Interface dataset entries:
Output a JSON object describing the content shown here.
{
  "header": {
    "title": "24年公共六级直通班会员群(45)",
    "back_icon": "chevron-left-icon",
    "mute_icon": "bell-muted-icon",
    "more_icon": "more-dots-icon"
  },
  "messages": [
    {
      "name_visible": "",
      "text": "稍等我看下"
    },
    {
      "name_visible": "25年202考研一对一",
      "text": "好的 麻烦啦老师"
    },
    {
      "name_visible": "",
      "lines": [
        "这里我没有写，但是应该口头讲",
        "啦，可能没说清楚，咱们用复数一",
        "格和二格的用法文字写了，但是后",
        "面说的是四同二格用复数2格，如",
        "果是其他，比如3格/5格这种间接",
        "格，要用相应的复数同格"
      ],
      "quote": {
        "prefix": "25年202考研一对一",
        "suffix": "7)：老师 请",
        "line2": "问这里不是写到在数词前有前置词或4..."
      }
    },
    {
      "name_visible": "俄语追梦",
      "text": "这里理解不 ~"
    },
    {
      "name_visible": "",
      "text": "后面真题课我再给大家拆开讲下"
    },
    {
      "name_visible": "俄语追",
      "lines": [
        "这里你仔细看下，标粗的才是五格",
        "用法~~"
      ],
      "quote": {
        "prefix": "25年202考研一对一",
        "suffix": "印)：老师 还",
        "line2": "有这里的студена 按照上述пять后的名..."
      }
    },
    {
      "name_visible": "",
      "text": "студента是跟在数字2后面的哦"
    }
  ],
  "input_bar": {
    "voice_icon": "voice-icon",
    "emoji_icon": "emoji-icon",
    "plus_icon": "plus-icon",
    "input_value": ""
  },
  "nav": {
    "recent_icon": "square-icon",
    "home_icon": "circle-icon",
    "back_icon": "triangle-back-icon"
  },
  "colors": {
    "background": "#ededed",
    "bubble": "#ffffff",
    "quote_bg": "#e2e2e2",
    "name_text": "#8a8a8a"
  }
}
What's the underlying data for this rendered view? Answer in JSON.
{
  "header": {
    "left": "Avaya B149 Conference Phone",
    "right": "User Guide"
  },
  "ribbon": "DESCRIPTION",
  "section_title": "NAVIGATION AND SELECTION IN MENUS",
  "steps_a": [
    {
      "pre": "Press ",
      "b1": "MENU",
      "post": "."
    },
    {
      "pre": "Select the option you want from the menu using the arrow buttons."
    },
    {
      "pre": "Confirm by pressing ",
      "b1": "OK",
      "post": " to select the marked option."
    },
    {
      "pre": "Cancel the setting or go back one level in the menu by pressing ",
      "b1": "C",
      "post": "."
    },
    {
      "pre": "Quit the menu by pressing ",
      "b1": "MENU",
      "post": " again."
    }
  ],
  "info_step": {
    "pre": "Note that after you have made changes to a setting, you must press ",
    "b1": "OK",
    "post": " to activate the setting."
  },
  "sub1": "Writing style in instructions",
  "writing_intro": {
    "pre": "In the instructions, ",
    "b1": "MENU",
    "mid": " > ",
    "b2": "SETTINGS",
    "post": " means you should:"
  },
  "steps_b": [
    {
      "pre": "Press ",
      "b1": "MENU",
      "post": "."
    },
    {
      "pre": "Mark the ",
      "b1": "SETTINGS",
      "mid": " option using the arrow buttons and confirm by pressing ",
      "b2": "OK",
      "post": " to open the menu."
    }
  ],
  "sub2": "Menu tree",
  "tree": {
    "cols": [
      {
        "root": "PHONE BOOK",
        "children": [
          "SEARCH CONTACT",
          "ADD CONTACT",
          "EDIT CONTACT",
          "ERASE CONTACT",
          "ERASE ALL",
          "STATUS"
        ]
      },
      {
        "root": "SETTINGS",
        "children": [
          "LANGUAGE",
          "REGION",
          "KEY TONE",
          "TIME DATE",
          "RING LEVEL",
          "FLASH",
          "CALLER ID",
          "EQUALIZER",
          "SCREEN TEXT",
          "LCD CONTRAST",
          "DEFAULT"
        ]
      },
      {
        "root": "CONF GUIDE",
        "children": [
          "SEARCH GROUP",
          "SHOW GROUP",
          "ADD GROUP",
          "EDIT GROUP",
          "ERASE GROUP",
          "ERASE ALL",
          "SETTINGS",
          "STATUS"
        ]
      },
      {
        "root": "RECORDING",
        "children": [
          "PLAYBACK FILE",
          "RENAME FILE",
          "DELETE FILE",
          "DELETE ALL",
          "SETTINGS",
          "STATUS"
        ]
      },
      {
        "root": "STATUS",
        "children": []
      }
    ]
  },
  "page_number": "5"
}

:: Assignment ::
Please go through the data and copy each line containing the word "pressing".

:: Written response ::
      "pre": "Confirm by pressing ",
      "pre": "Cancel the setting or go back one level in the menu by pressing ",
      "pre": "Quit the menu by pressing ",
      "mid": " option using the arrow buttons and confirm by pressing ",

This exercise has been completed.